Taking a fresh and imaginative approach to the topic, Enlightenment Reformation investigates how and why Hutchinsonianism came into being, evolved and eventually ended. In surveying the history of this intellectual movement, it explores the controversies in and around religion that sat at the very centre of the Enlightenment period in Britain.
During the eighteenth century, many opponents of Isaac Newton's cosmology and natural religion gravitated to the writings of John Hutchinson (1674-1737). United by a strong belief in the Christian Trinity and a particular approach to the reading of Hebrew Biblical texts, the essential tenets of Hutchinsonianism remained for over a century the main source of opposition to Enlightenment scientific theories. Integrating the various aspects of Hutchinsonianism that together help to define the movement, this book first critiques the existing historiography on the subject and second provides an overview of the movement's thought, growth and downfall.

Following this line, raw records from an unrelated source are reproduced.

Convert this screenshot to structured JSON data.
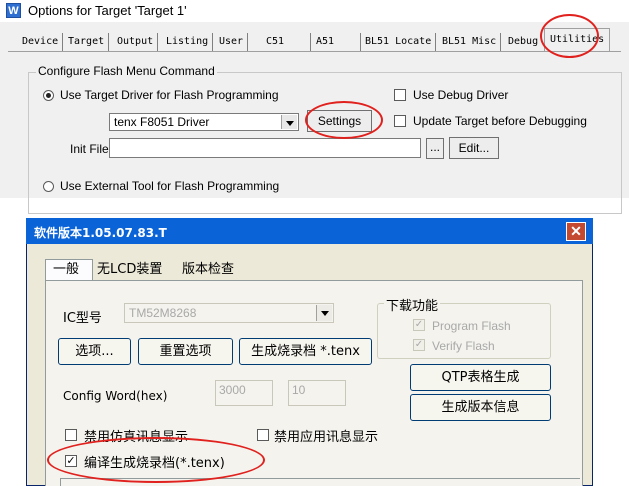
{
  "top_dialog": {
    "title": "Options for Target 'Target 1'",
    "title_icon": "W",
    "tabs": [
      "Device",
      "Target",
      "Output",
      "Listing",
      "User",
      "C51",
      "A51",
      "BL51 Locate",
      "BL51 Misc",
      "Debug",
      "Utilities"
    ],
    "active_tab": "Utilities",
    "group_label": "Configure Flash Menu Command",
    "use_target_driver": "Use Target Driver for Flash Programming",
    "driver_value": "tenx F8051 Driver",
    "settings_button": "Settings",
    "use_debug_driver": "Use Debug Driver",
    "update_target": "Update Target before Debugging",
    "init_file_label": "Init File:",
    "init_file_value": "",
    "browse_button": "...",
    "edit_button": "Edit...",
    "use_external_tool": "Use External Tool for Flash Programming"
  },
  "bottom_dialog": {
    "title": "软件版本1.05.07.83.T",
    "tabs": [
      "一般",
      "无LCD装置",
      "版本检查"
    ],
    "active_tab": "一般",
    "ic_label": "IC型号",
    "ic_value": "TM52M8268",
    "download_group": "下载功能",
    "program_flash": "Program Flash",
    "verify_flash": "Verify Flash",
    "options_button": "选项...",
    "reset_button": "重置选项",
    "gen_burn_button": "生成烧录档 *.tenx",
    "qtp_button": "QTP表格生成",
    "config_word_label": "Config Word(hex)",
    "config_word_value": "3000",
    "config_word_value2": "10",
    "version_info_button": "生成版本信息",
    "disable_sim_msg": "禁用仿真讯息显示",
    "disable_app_msg": "禁用应用讯息显示",
    "compile_gen_burn": "编译生成烧录档(*.tenx)"
  },
  "highlight_color": "#e0211d"
}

This volume offers a fascinating perspective on the role of religion, science and ecclesiastical history in eighteenth-century thought and will be valuable reading for scholars working in intellectual and cultural history, in particular the history of philosophy, legal history, education and the relationship between church and state in the early modern period.